The acting health officer in southwest Michigan's Berrien County is resigning her post amid continuing turmoil over how local governments should respond to the COVID-19 pandemic.
Courtney Davis, the acting health officer in Berrien County, and Gillian Conrad, the county health department's communications manager, will both depart their positions in the next three weeks, according to a Monday press release.
"I make this decision with many emotions," Davis said in a statement. "Serving the residents of Berrien County for nearly five years and supporting local public health infrastructure have been among my greatest honors.
"However, with the politicization of public health during the pandemic, I can no longer effectively do my job and serve the community with its health and safety always at the forefront."
Since August, debates have raged across Michigan focused on whether local school leaders and county health officers should impose mask mandates for students. Gov. Gretchen Whitmer's administration has declined to issue a statewide requirement, leaving the decisions to local officials.
Michigan's COVID-19 infection rates have been trending upward, and currently, those under the age of 12 cannot be vaccinated against the virus. Rural counties with low vaccination rates and without mask mandates for students are driving the current jumps in infections, according to a Detroit News analysis last week.
On Sept. 1, the Berrien County Health Department announced a public health order to require students to wear masks. At the time, Davis said it was "imperative that we take this action to keep students and teachers healthy and safe in the classroom."
Twenty-eight days later, the health department rescinded the order, citing language in the state budget, backed by GOP lawmakers, that attempted to block funding for counties with emergency health orders not approved by local commissioners.

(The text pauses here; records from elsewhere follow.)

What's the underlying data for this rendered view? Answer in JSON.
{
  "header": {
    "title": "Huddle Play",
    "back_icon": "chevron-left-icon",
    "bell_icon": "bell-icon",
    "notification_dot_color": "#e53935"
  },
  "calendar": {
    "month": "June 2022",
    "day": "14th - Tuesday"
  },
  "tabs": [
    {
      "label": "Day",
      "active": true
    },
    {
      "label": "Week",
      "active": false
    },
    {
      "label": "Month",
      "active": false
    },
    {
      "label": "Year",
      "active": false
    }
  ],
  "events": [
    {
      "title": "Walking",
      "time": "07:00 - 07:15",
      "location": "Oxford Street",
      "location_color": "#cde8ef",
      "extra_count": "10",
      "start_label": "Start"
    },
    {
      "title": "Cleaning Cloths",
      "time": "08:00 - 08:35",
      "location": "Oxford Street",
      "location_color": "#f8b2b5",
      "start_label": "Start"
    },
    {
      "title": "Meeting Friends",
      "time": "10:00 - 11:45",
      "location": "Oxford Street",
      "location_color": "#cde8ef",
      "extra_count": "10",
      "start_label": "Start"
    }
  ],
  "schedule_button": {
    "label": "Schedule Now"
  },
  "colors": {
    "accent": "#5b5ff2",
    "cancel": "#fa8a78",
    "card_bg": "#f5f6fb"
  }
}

Whitmer, a Democrat, said the provisions were unconstitutional and unenforceable, but some local government officials weren't convinced by her statements. Four local health agencies, covering six counties, rescinded mask mandates.

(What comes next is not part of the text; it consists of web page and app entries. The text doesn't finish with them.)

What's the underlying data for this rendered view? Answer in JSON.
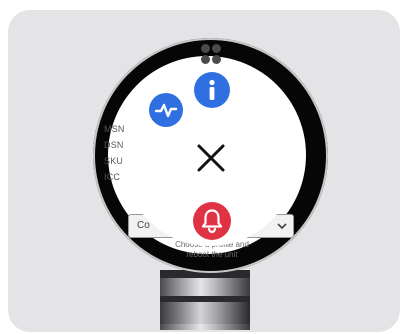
{
  "background_screen": {
    "labels": [
      "MSN",
      "DSN",
      "SKU",
      "ICC"
    ],
    "dropdown_value": "Co",
    "note_line1": "Choose a profile and",
    "note_line2": "reboot the unit"
  },
  "quick_menu": {
    "buttons": [
      {
        "name": "info",
        "icon": "info-icon",
        "color": "#2f6fe0"
      },
      {
        "name": "health",
        "icon": "pulse-icon",
        "color": "#2f6fe0"
      },
      {
        "name": "close",
        "icon": "close-icon",
        "color": "#111111"
      },
      {
        "name": "alarm",
        "icon": "bell-icon",
        "color": "#df3344"
      }
    ]
  },
  "colors": {
    "card_background": "#e4e4e6",
    "bezel": "#060606",
    "accent_blue": "#2f6fe0",
    "alert_red": "#df3344"
  }
}
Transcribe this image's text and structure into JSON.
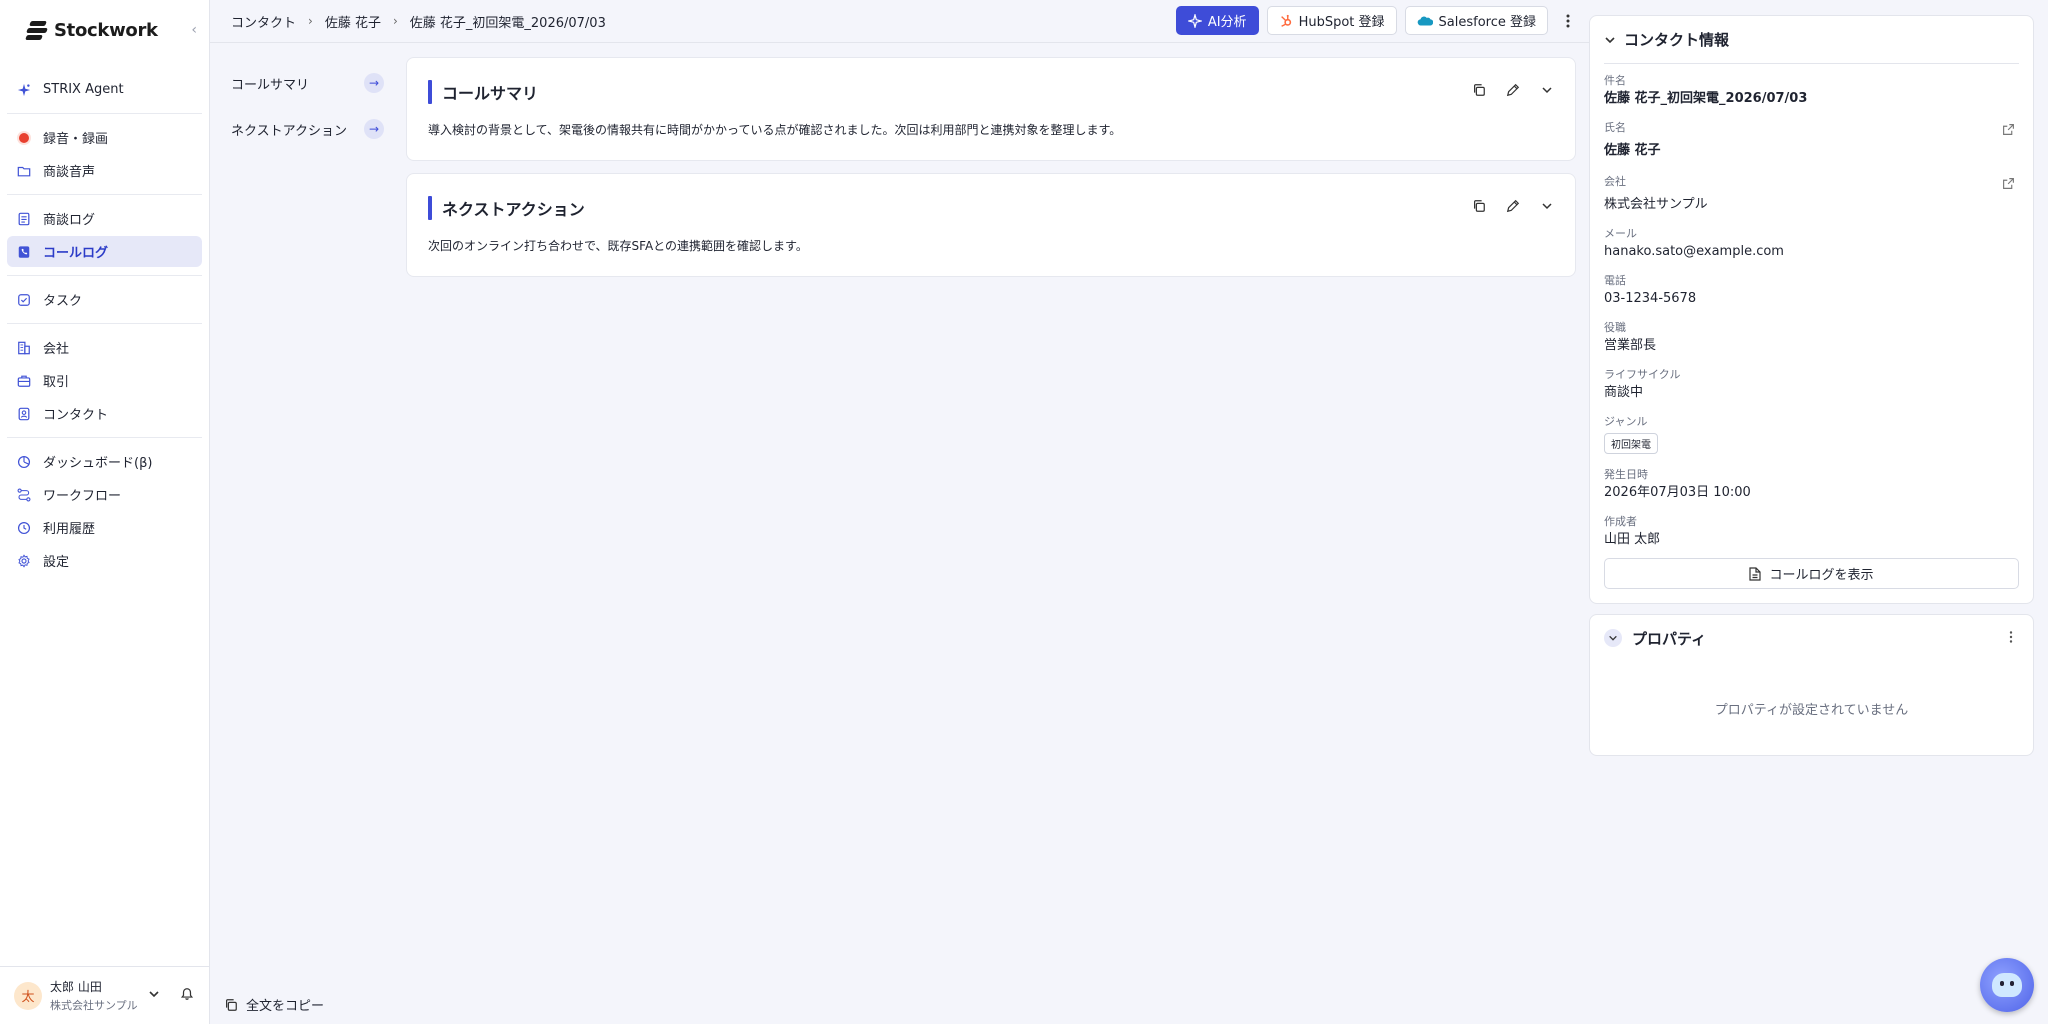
{
  "brand": {
    "name": "Stockwork"
  },
  "sidebar": {
    "groups": [
      [
        {
          "label": "STRIX Agent",
          "icon": "sparkle-icon"
        }
      ],
      [
        {
          "label": "録音・録画",
          "icon": "record-icon"
        },
        {
          "label": "商談音声",
          "icon": "folder-icon"
        }
      ],
      [
        {
          "label": "商談ログ",
          "icon": "document-icon"
        },
        {
          "label": "コールログ",
          "icon": "call-log-icon",
          "active": true
        }
      ],
      [
        {
          "label": "タスク",
          "icon": "checkbox-icon"
        }
      ],
      [
        {
          "label": "会社",
          "icon": "building-icon"
        },
        {
          "label": "取引",
          "icon": "briefcase-icon"
        },
        {
          "label": "コンタクト",
          "icon": "contact-icon"
        }
      ],
      [
        {
          "label": "ダッシュボード(β)",
          "icon": "dashboard-icon"
        },
        {
          "label": "ワークフロー",
          "icon": "workflow-icon"
        },
        {
          "label": "利用履歴",
          "icon": "clock-icon"
        },
        {
          "label": "設定",
          "icon": "gear-icon"
        }
      ]
    ],
    "user": {
      "avatar_initial": "太",
      "name": "太郎 山田",
      "company": "株式会社サンプル"
    }
  },
  "breadcrumb": [
    "コンタクト",
    "佐藤 花子",
    "佐藤 花子_初回架電_2026/07/03"
  ],
  "toolbar": {
    "ai_label": "AI分析",
    "hubspot_label": "HubSpot 登録",
    "salesforce_label": "Salesforce 登録"
  },
  "section_nav": [
    "コールサマリ",
    "ネクストアクション"
  ],
  "cards": [
    {
      "title": "コールサマリ",
      "body": "導入検討の背景として、架電後の情報共有に時間がかかっている点が確認されました。次回は利用部門と連携対象を整理します。"
    },
    {
      "title": "ネクストアクション",
      "body": "次回のオンライン打ち合わせで、既存SFAとの連携範囲を確認します。"
    }
  ],
  "copy_all_label": "全文をコピー",
  "contact_panel": {
    "title": "コンタクト情報",
    "fields": {
      "subject": {
        "label": "件名",
        "value": "佐藤 花子_初回架電_2026/07/03"
      },
      "name": {
        "label": "氏名",
        "value": "佐藤 花子"
      },
      "company": {
        "label": "会社",
        "value": "株式会社サンプル"
      },
      "email": {
        "label": "メール",
        "value": "hanako.sato@example.com"
      },
      "phone": {
        "label": "電話",
        "value": "03-1234-5678"
      },
      "role": {
        "label": "役職",
        "value": "営業部長"
      },
      "lifecycle": {
        "label": "ライフサイクル",
        "value": "商談中"
      },
      "genre": {
        "label": "ジャンル",
        "value": "初回架電"
      },
      "datetime": {
        "label": "発生日時",
        "value": "2026年07月03日 10:00"
      },
      "author": {
        "label": "作成者",
        "value": "山田 太郎"
      }
    },
    "show_log_label": "コールログを表示"
  },
  "property_panel": {
    "title": "プロパティ",
    "empty_text": "プロパティが設定されていません"
  },
  "colors": {
    "accent": "#3e4cd8",
    "background": "#f4f5fb",
    "record": "#e8402f",
    "active_nav_bg": "#e6e8f8"
  }
}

In addition to the COVID-19 debate, Berrien County is home to Benton Harbor, a city of 9,615 residents that is facing an ongoing lead-contaminated water crisis. Benton Harbor has experienced three straight years of lead exceedances despite state attempts at corrosion control measures.
Last week, Lt. Gov. Garlin Gilchrist pledged the state would find the millions of dollars needed to remove lead service lines in the city in 18 months.

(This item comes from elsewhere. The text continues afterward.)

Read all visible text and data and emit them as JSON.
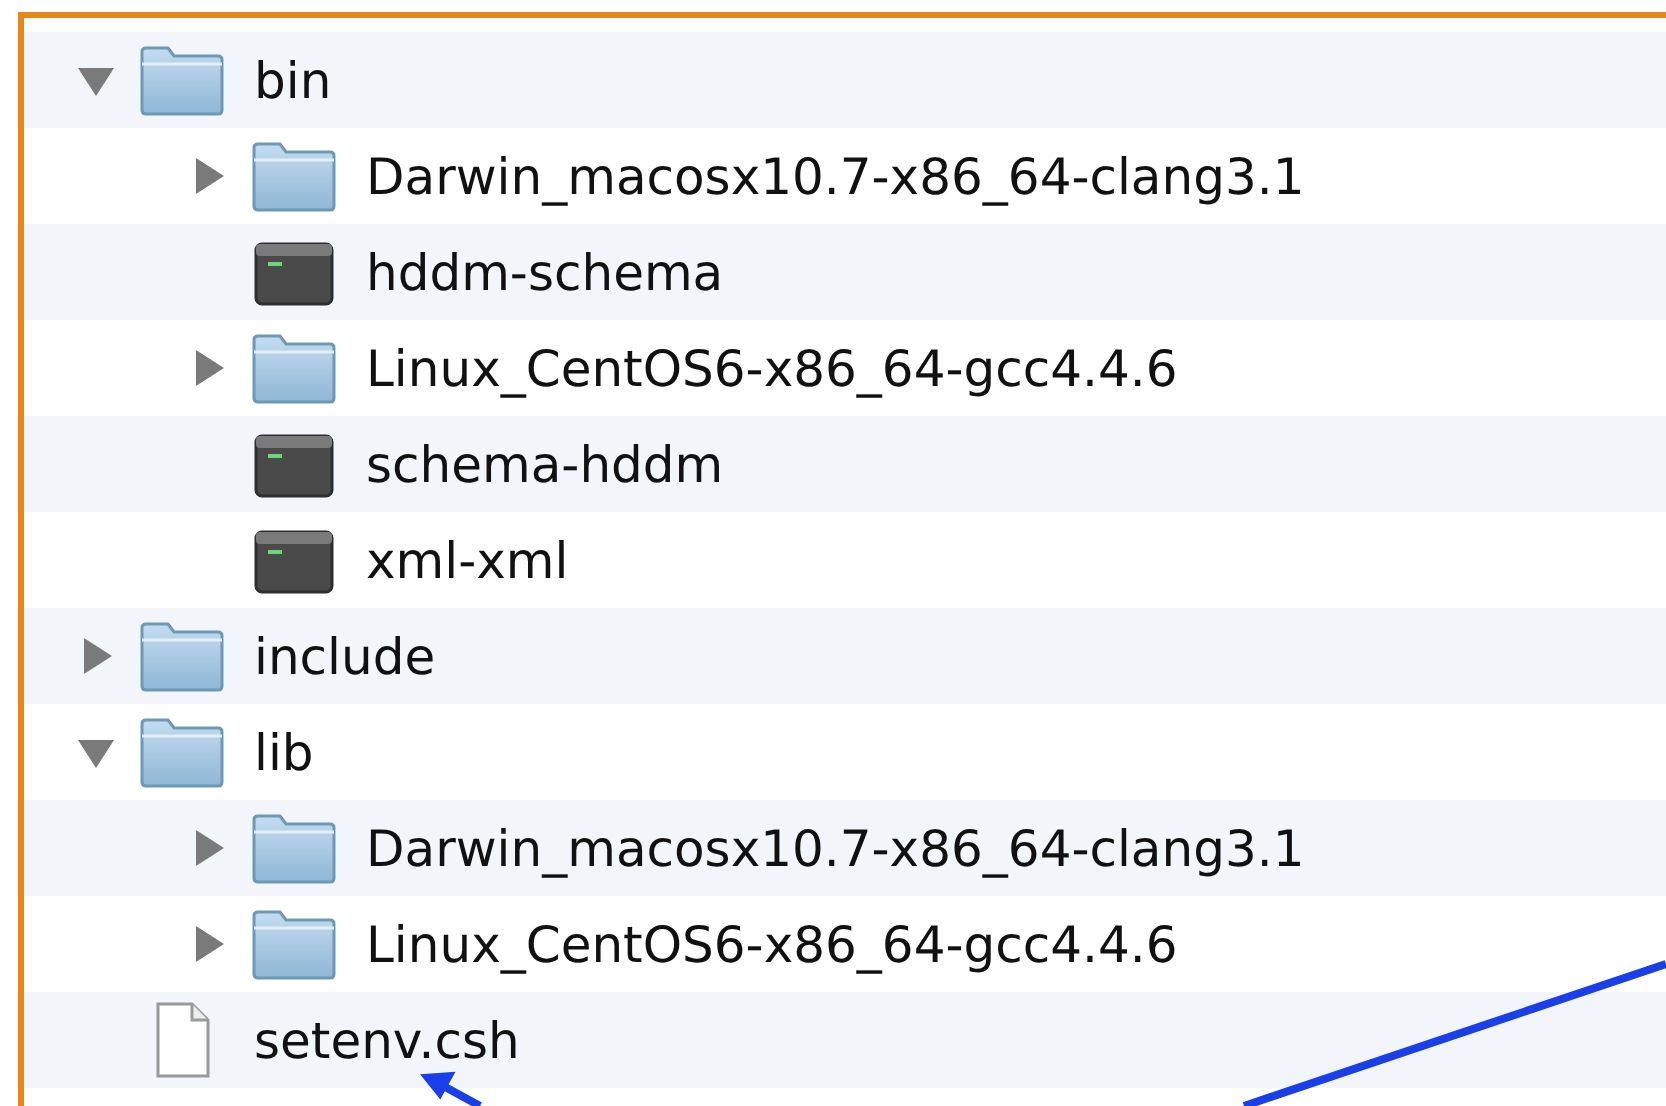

Berrien County has begun the process of replacing Davis and Conrad, according to the Monday press release.
"We appreciate and value the contributions of Courtney Davis and Gillian Conrad especially during this very difficult time, as well as their commitment to our community," said R. McKinley Elliott, chairman of the Berrien County Board of Commissioners. "We wish them all the best in their future endeavors."
Conrad said she needed to step away from her job for the sake of her health and the health of her family.
"What our team accomplished during the COVID-19 pandemic has been nothing less than extraordinary; however, the exhaustive work of the past 19 months has taken a significant toll on my mental, emotional and physical health," Conrad said.